The ruins of the 2018 American-led bombing of Damascus and Homs. Photo: Tasnim News Agency / Wikimedia Commons

From a Norwegian vantage point this is important. The Syrian conflict is the greatest humanitarian catastrophe of our time. In itself, it is an extremely complex war involving a large number of parties, within Syria, from the region, and beyond. But a confrontation between Russia and the United States, given that each directly supports a different side in the conflict, could also have implications for Norway’s relationship with the superpowers and, in the final analysis, for Norway’s own security. Accordingly, it is good news for Norway that the mechanisms for preventing escalation continue to function.

There is little doubt that the missile strikes defied international law. None of the established justifications for a military attack on another country’s territory were in place. When the Norwegian government expresses its ‘understanding’ for the attack, without entering into further discussion of the international law implications to which one otherwise attaches such great importance, it is a reflection of a small state that feels increasingly vulnerable at the interface between a more aggressive Russia and a less predictable United States. Read More

Can Moon Jae-In Remove the Stumbling Blocks to Peace in Korea?

Donald Trump is the unknown factor in the South Korean president’s peace diplomacy.

President Moon and Chairman Kim share conversation during the walk on the Footbridge (Dobodari) on April 27. Official photo / Korea.net
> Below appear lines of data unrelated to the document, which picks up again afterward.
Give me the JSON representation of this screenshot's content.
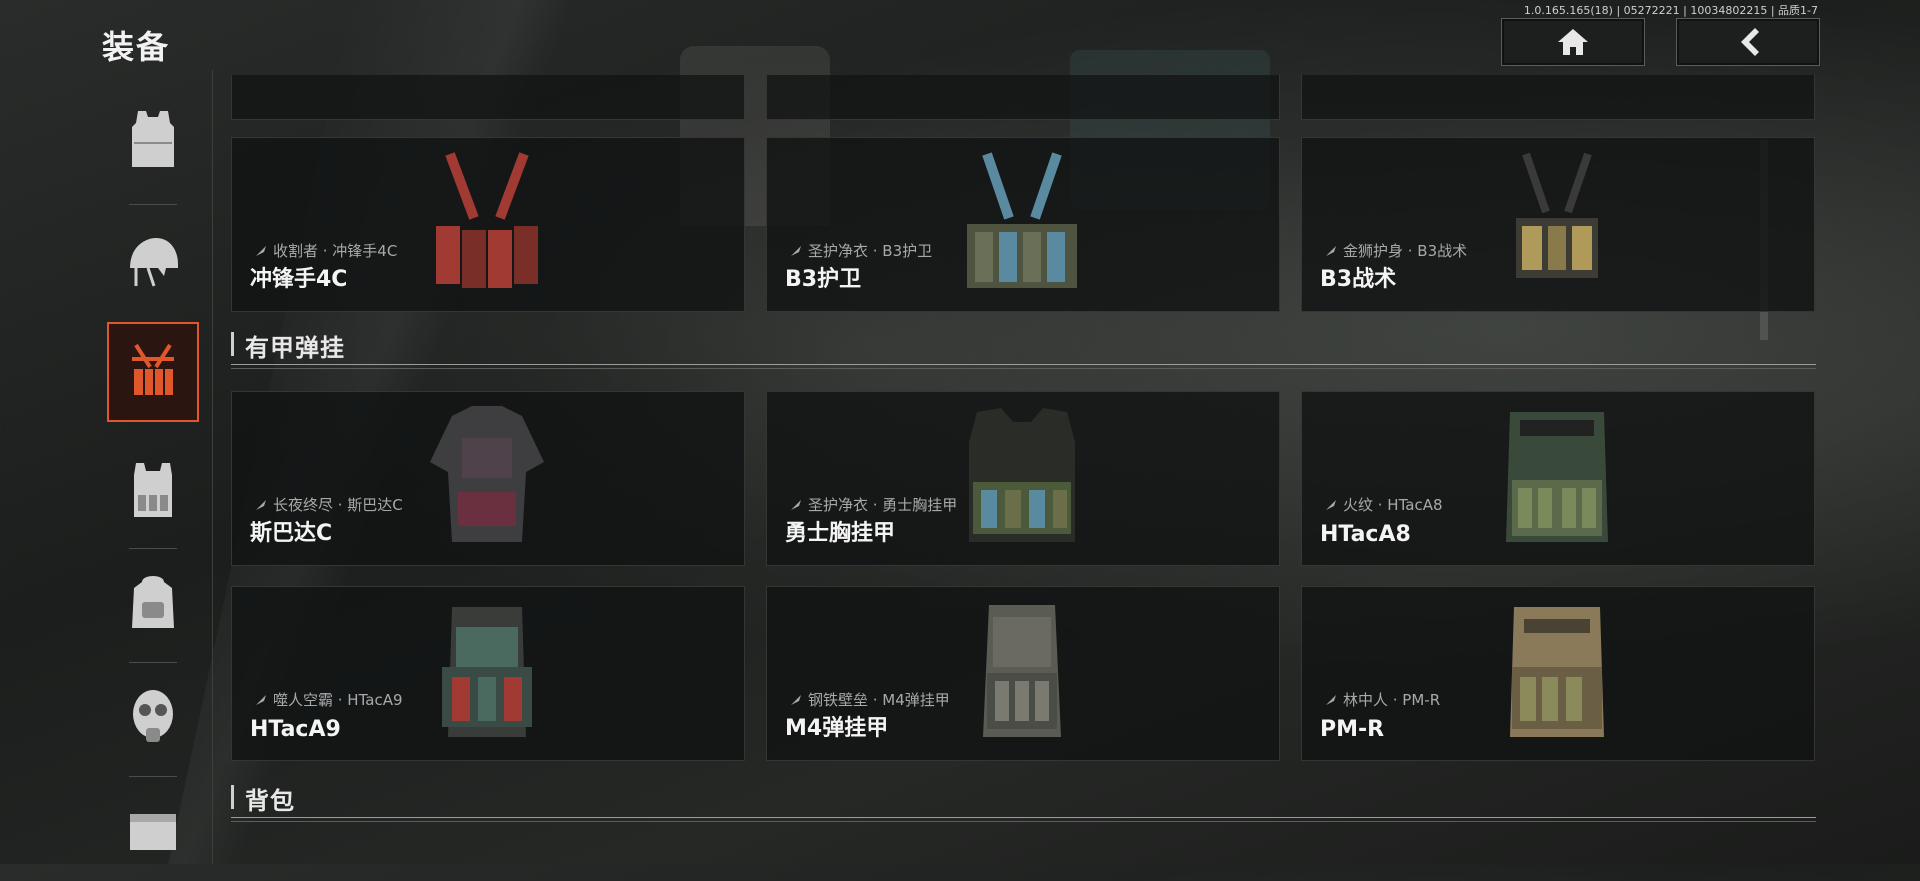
{
  "header": {
    "title": "装备",
    "version": "1.0.165.165(18) | 05272221 | 10034802215 | 品质1-7"
  },
  "nav": {
    "home_icon": "home-icon",
    "back_icon": "back-arrow-icon"
  },
  "side_rail": {
    "items": [
      {
        "icon": "body-armor-icon",
        "active": false
      },
      {
        "icon": "helmet-icon",
        "active": false
      },
      {
        "icon": "chest-rig-icon",
        "active": true
      },
      {
        "icon": "armored-rig-icon",
        "active": false
      },
      {
        "icon": "backpack-icon",
        "active": false
      },
      {
        "icon": "gas-mask-icon",
        "active": false
      },
      {
        "icon": "container-icon",
        "active": false
      }
    ],
    "accent_color": "#e1572c"
  },
  "chest_rigs": [
    {
      "sub": "收割者 · 冲锋手4C",
      "name": "冲锋手4C",
      "color": "#a03a32"
    },
    {
      "sub": "圣护净衣 · B3护卫",
      "name": "B3护卫",
      "color": "#5a8aa0"
    },
    {
      "sub": "金狮护身 · B3战术",
      "name": "B3战术",
      "color": "#b09a5a"
    }
  ],
  "armored_section": {
    "label": "有甲弹挂"
  },
  "armored_rigs": [
    {
      "sub": "长夜终尽 · 斯巴达C",
      "name": "斯巴达C",
      "color": "#6a3040"
    },
    {
      "sub": "圣护净衣 · 勇士胸挂甲",
      "name": "勇士胸挂甲",
      "color": "#4a5a3a"
    },
    {
      "sub": "火纹 · HTacA8",
      "name": "HTacA8",
      "color": "#5a6a4a"
    },
    {
      "sub": "噬人空霸 · HTacA9",
      "name": "HTacA9",
      "color": "#4a6a60"
    },
    {
      "sub": "钢铁壁垒 · M4弹挂甲",
      "name": "M4弹挂甲",
      "color": "#6a6a62"
    },
    {
      "sub": "林中人 · PM-R",
      "name": "PM-R",
      "color": "#8a7a5a"
    }
  ],
  "backpack_section": {
    "label": "背包"
  }
}
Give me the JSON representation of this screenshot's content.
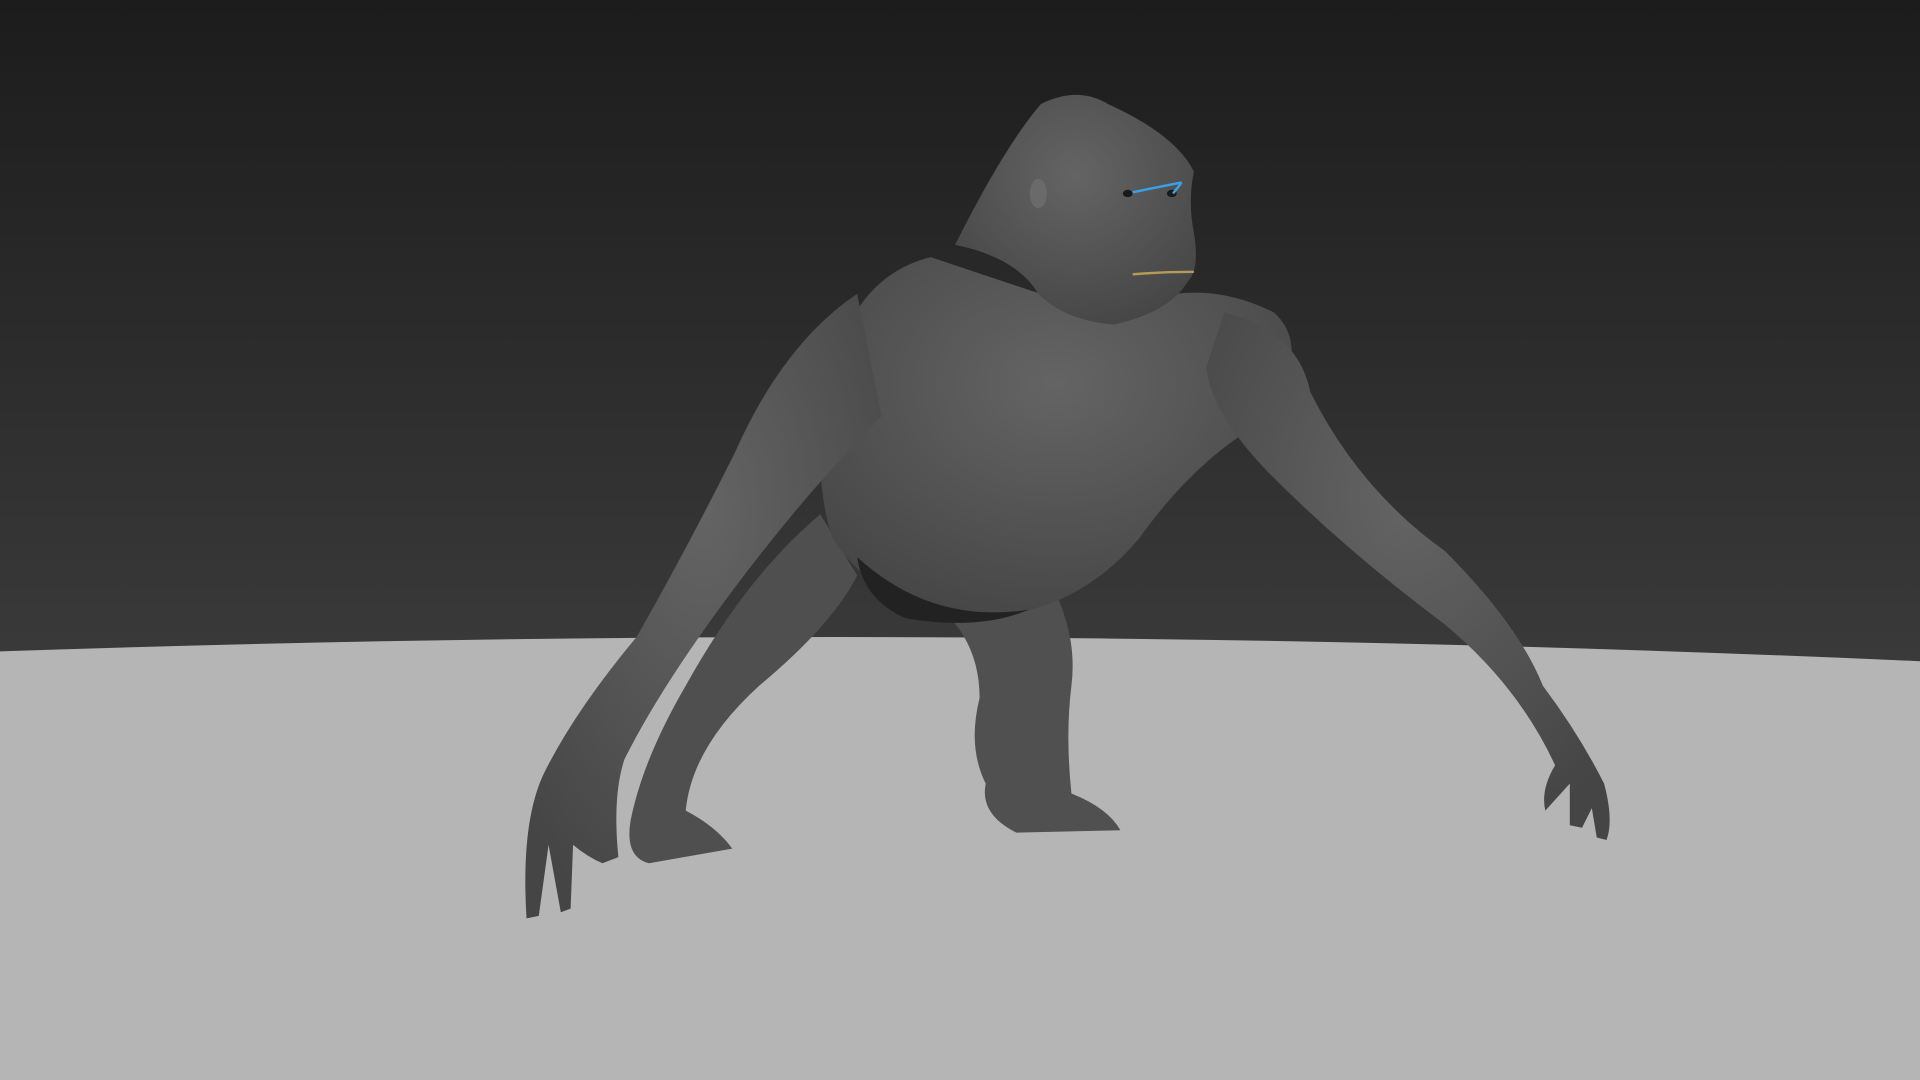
{
  "scene": {
    "subject": "gorilla-3d-model",
    "colors": {
      "sky_top": "#1d1d1d",
      "sky_bottom": "#3a3a3a",
      "floor": "#b5b5b5",
      "model": "#575757",
      "model_shadow": "#2a2a2a",
      "selection_accent": "#3aa0e6"
    }
  }
}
Friday 27 April 2018 was a new historic day for Korea. Even before he had completed the first year of his five-year term as president of South Korea, the 65-year-old human rights lawyer Moon Jae-in succeeded in holding a summit with the young North Korean dictator Kim Jong-un. During their meeting in the “Peace House” in the demilitarized zone between North and South Korea, Kim promised that Moon would no longer have his sleep disturbed by nuclear weapons tests and missile tests.Read More
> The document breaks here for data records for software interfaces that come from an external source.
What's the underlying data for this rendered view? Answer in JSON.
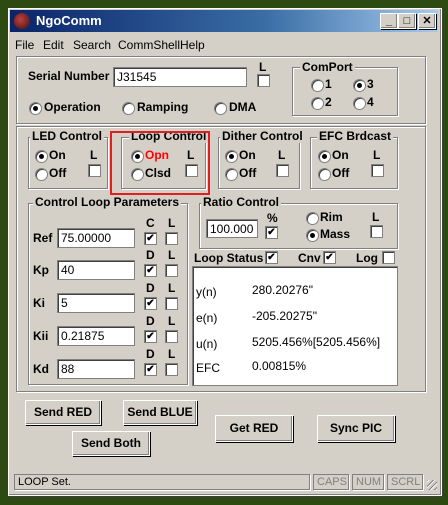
{
  "window": {
    "title": "NgoComm",
    "min_label": "_",
    "max_label": "□",
    "close_label": "✕"
  },
  "menu": [
    "File",
    "Edit",
    "Search",
    "CommShell",
    "Help"
  ],
  "serial": {
    "label": "Serial Number",
    "value": "J31545",
    "l_label": "L"
  },
  "mode": {
    "operation": "Operation",
    "ramping": "Ramping",
    "dma": "DMA",
    "selected": "Operation"
  },
  "comport": {
    "title": "ComPort",
    "options": [
      "1",
      "3",
      "2",
      "4"
    ],
    "selected": "3"
  },
  "led": {
    "title": "LED Control",
    "on": "On",
    "off": "Off",
    "l": "L"
  },
  "loop": {
    "title": "Loop Control",
    "opn": "Opn",
    "clsd": "Clsd",
    "l": "L",
    "accent": "#ff0000"
  },
  "dither": {
    "title": "Dither Control",
    "on": "On",
    "off": "Off",
    "l": "L"
  },
  "efc": {
    "title": "EFC Brdcast",
    "on": "On",
    "off": "Off",
    "l": "L"
  },
  "params": {
    "title": "Control Loop Parameters",
    "rows": [
      {
        "name": "Ref",
        "value": "75.00000",
        "col": "C",
        "l": "L"
      },
      {
        "name": "Kp",
        "value": "40",
        "col": "D",
        "l": "L"
      },
      {
        "name": "Ki",
        "value": "5",
        "col": "D",
        "l": "L"
      },
      {
        "name": "Kii",
        "value": "0.21875",
        "col": "D",
        "l": "L"
      },
      {
        "name": "Kd",
        "value": "88",
        "col": "D",
        "l": "L"
      }
    ]
  },
  "ratio": {
    "title": "Ratio Control",
    "value": "100.000",
    "percent": "%",
    "rim": "Rim",
    "mass": "Mass",
    "l": "L"
  },
  "loop_status": {
    "title": "Loop Status",
    "cnv": "Cnv",
    "log": "Log",
    "rows": [
      {
        "name": "y(n)",
        "value": "280.20276\""
      },
      {
        "name": "e(n)",
        "value": "-205.20275\""
      },
      {
        "name": "u(n)",
        "value": "5205.456%[5205.456%]"
      },
      {
        "name": "EFC",
        "value": "0.00815%"
      }
    ]
  },
  "buttons": {
    "send_red": "Send RED",
    "send_blue": "Send BLUE",
    "send_both": "Send Both",
    "get_red": "Get RED",
    "sync_pic": "Sync PIC"
  },
  "statusbar": {
    "message": "LOOP Set.",
    "caps": "CAPS",
    "num": "NUM",
    "scrl": "SCRL"
  }
}
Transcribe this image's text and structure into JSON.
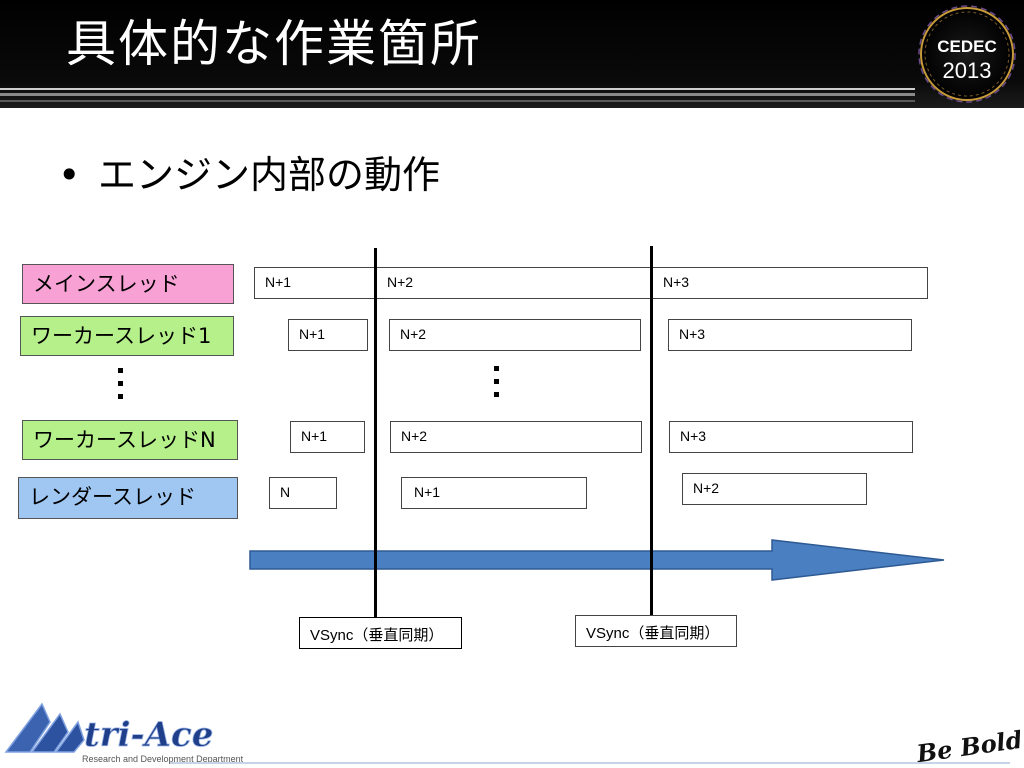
{
  "slide": {
    "title": "具体的な作業箇所"
  },
  "bullet": {
    "dot": "•",
    "text": "エンジン内部の動作"
  },
  "threads": [
    {
      "label": "メインスレッド",
      "color": "#f7a1d5"
    },
    {
      "label": "ワーカースレッド1",
      "color": "#b5f08a"
    },
    {
      "label": "ワーカースレッドN",
      "color": "#b5f08a"
    },
    {
      "label": "レンダースレッド",
      "color": "#9fc7f2"
    }
  ],
  "frames": {
    "main": [
      "N+1",
      "N+2",
      "N+3"
    ],
    "worker1": [
      "N+1",
      "N+2",
      "N+3"
    ],
    "workerN": [
      "N+1",
      "N+2",
      "N+3"
    ],
    "render": [
      "N",
      "N+1",
      "N+2"
    ]
  },
  "vsync": [
    "VSync（垂直同期）",
    "VSync（垂直同期）"
  ],
  "arrow_color": "#4a7fc1",
  "logos": {
    "cedec": "CEDEC",
    "cedec_year": "2013",
    "triace": "tri-Ace",
    "triace_sub": "Research and Development Department",
    "bebold": "Be Bold!"
  }
}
This Week in South Sudan – Week 17

Tuesday 24 April Nepalese UN peacekeeping troops are accused of child rape. Wednesday 25 April The Government of South Sudan appointed the Minister of Cabinet Affairs, Martin Elia Lomuro, acting Minister of Foreign Affairs and International Cooperation, which opens questions concerning the status of the current Minister, Deng Alor. Thursday 26 April An armed group… Read more »

This Week in South Sudan – Week 16
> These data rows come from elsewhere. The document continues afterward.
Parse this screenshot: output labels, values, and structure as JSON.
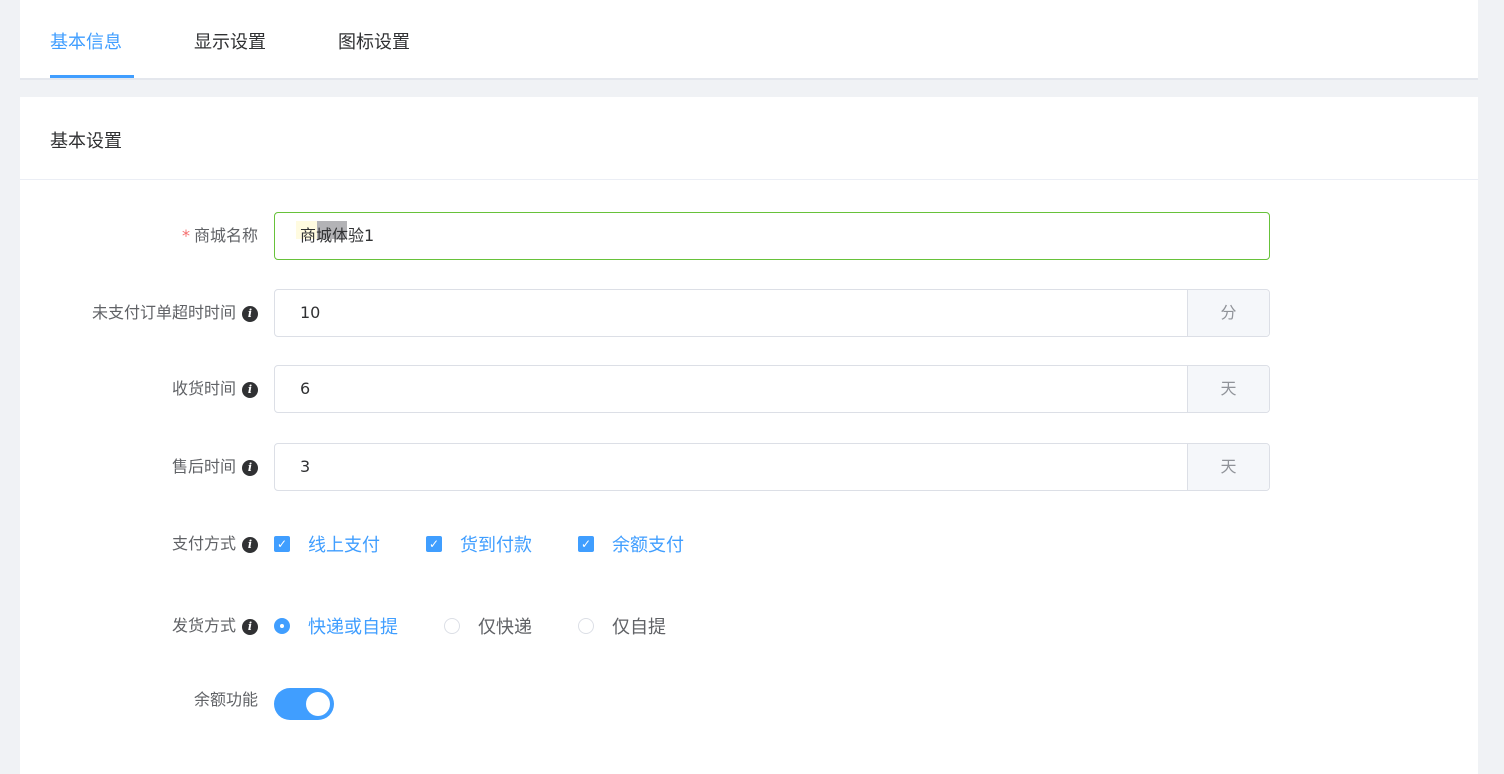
{
  "tabs": [
    "基本信息",
    "显示设置",
    "图标设置"
  ],
  "section_title": "基本设置",
  "colors": {
    "accent": "#409eff",
    "focus_border": "#67c23a",
    "required": "#f56c6c"
  },
  "form": {
    "shop_name": {
      "label": "商城名称",
      "required_mark": "*",
      "value": "商城体验1"
    },
    "unpaid_timeout": {
      "label": "未支付订单超时时间",
      "value": "10",
      "unit": "分"
    },
    "receive_time": {
      "label": "收货时间",
      "value": "6",
      "unit": "天"
    },
    "after_sale_time": {
      "label": "售后时间",
      "value": "3",
      "unit": "天"
    },
    "payment": {
      "label": "支付方式",
      "options": [
        {
          "label": "线上支付",
          "checked": true
        },
        {
          "label": "货到付款",
          "checked": true
        },
        {
          "label": "余额支付",
          "checked": true
        }
      ]
    },
    "delivery": {
      "label": "发货方式",
      "options": [
        {
          "label": "快递或自提",
          "selected": true
        },
        {
          "label": "仅快递",
          "selected": false
        },
        {
          "label": "仅自提",
          "selected": false
        }
      ]
    },
    "balance": {
      "label": "余额功能",
      "enabled": true
    }
  },
  "icons": {
    "info": "info-icon",
    "check": "check-icon"
  }
}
Monday 16 April International Crisis Group: “Keeping the Hotline Open Between Sudan and South Sudan. ” (published 13 April) SPLM-IO claims to have seized Nhialdiu, Doau and Tharkan in Unity. The Government of South Sudan (GoSS) denies this. Tuesday 17 April The GoSS has shut down the BBC relay station in Juba and Wau. Reportedly,… Read more »

“Security Threats and Public Perception: Digital Russia and the Ukraine Crisis” (2017)- Reviewed by Bohdana Kurylo

Elizaveta Gaufman, Security Threats and Public Perception: Digital Russia and the Ukraine Crisis, Cham: Palgrave Macmillan, 2017, 222 pp.: 9783319432007 (hbk) Book Review by Bohdana Kurylo The transformation of the Russian state under the presidency of Vladimir Putin, which has culminated in the current crisis in Ukraine, has been of great interest to security studies… Read more »

In the Sahel, militarism doesn’t give us a full picture

By Philippe M Frowd and Adam J Sandor International security interventions in Sahel are multiplying. Military actions such as France’s Operation Barkhane, a Chapter 7 United Nations stabilization mission – MINUSMA, and increasing American military involvement in the region give these actions in the Sahel a ‘hard’, militarised image. Yet the number and scale of… Read more »